ERISA – Life Insurance

Employee Retirement Income Security Act (ERISA).  These cases are tough even under the best of circumstances.  Lawyers who handle ERISA cases do not spend time advertising their great results.  The reason is the ERISA law prohibits “great” results.  A win is just getting what you should have received in the first place.  But wins are few and far between, especially in the United States Fifth Circuit.

Here is a case from the Northern District of Texas, Wichita Falls Division.  It’s styled is, Edythe Koch v. Metropolitan Life Insurance Company.

In this case, the Court denied MetLife’s motion for summary judgment which is unusual in these cases, thus, at first blush one thinks a win is coming.  But when the Judge conducted it’s own review of the record, the Court upheld the plan administrator’s denial of accidental life insurance benefits.

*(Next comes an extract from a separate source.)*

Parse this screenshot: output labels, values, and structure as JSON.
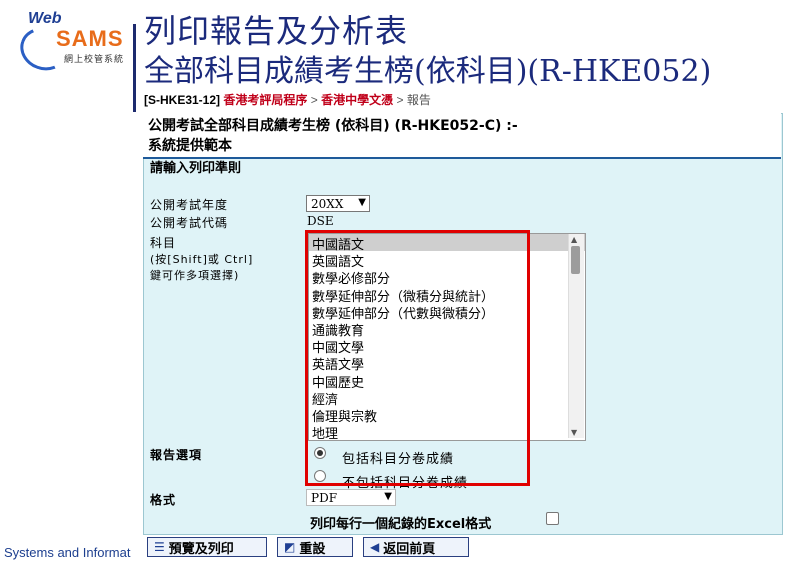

Following the unexpected death of her husband, Mrs. Koch filed a claim for accidental death benefits under her ERISA Plan.  To support her claim that Mr. Koch died as a result of an “accidental injury,”  Mrs. Koch submitted several documents, including Mr. Koch’s “death certificate, the Employer’s Statement, a letter from an attorney for Mrs. Koch, a letter from the medical examiner, a toxicology report, and documents from the hospital.”  These documents—along with the Plan and the summary plan description, the parties’ correspondence, and other medical records Mrs. Koch supplied upon MetLife’s request—ultimately comprise the 541-page administrative record.  Though Mrs. Koch contended that her husband “died accidentally” after he “suffered a fall while getting out of bed, causing damage to his neck resulting in his death,” MetLife reviewed the medical records, concluded that the death was “natural,” and twice denied Mrs. Koch’s claim.

The case needs to be read by all ERISA lawyers.  There is a discussion about the way the word accident is used in the policy.  However, the Court presumes a definition in favor of Mrs. Koch but then turns against her by referencing the words in the policy which say “if [she] or [her] Dependent sustains an accidental injury that is the Direct and Sole Cause of a Covered Loss.”  “Direct and Sole Cause means that the Covered Loss . . . was a direct result of the accidental injury, independent of other causes.”  Additionally, the Plan specifically states that MetLife “will not pay benefits . . . for any loss caused or contributed to by: (1) physical or mental illness or infirmity, or the diagnose or treatment of such illness or infirmity.”  The Plan also places the burden on the policyholder to submit “Proof of the accidental injury and Covered Loss.”

In rendering it’s decision the Judge wrote, Fortunately, the resolution of this case need not hinge on the meaning of “accident.”

When the Court reviews the administrator’s decision de novo—just as when the administrator reviews the initial claim—the claimant “bears the burden of proving by a preponderance of the evidence” that she is entitled to benefits.  Here, the administrative record contains evidence pointing both directions—some records suggest that the fall caused Mr. Koch’s death, while others suggest Mr. Koch died of a heart attack.  For example, there is conflicting evidence regarding where he fell.  Was it in the bathroom, as Mrs. Koch’s attorney initially asserted;while getting out of bed, as the EMS report stated; or somewhere in between, as another EMT reported?   And regardless, it is unclear when the heart attack occurred and whether it caused the fall or vice versa.  Or was the death “natural”?

The record leaves many questions unanswered.  But one thing is clear: Mrs. Koch, the party required to prove her claim by a preponderance of the evidence, cannot point to a single piece of evidence in the administrative record that proves the fall was the sole cause.  At most, she can prove that some evidence suggests potential causation between Mr. Koch’s fall and his subsequent death.  Accordingly, Mrs. Koch has not carried the burden of establishing that Mr. Koch’s fall was the direct and sole cause of his death.

The Court ruled in favor or MetLife.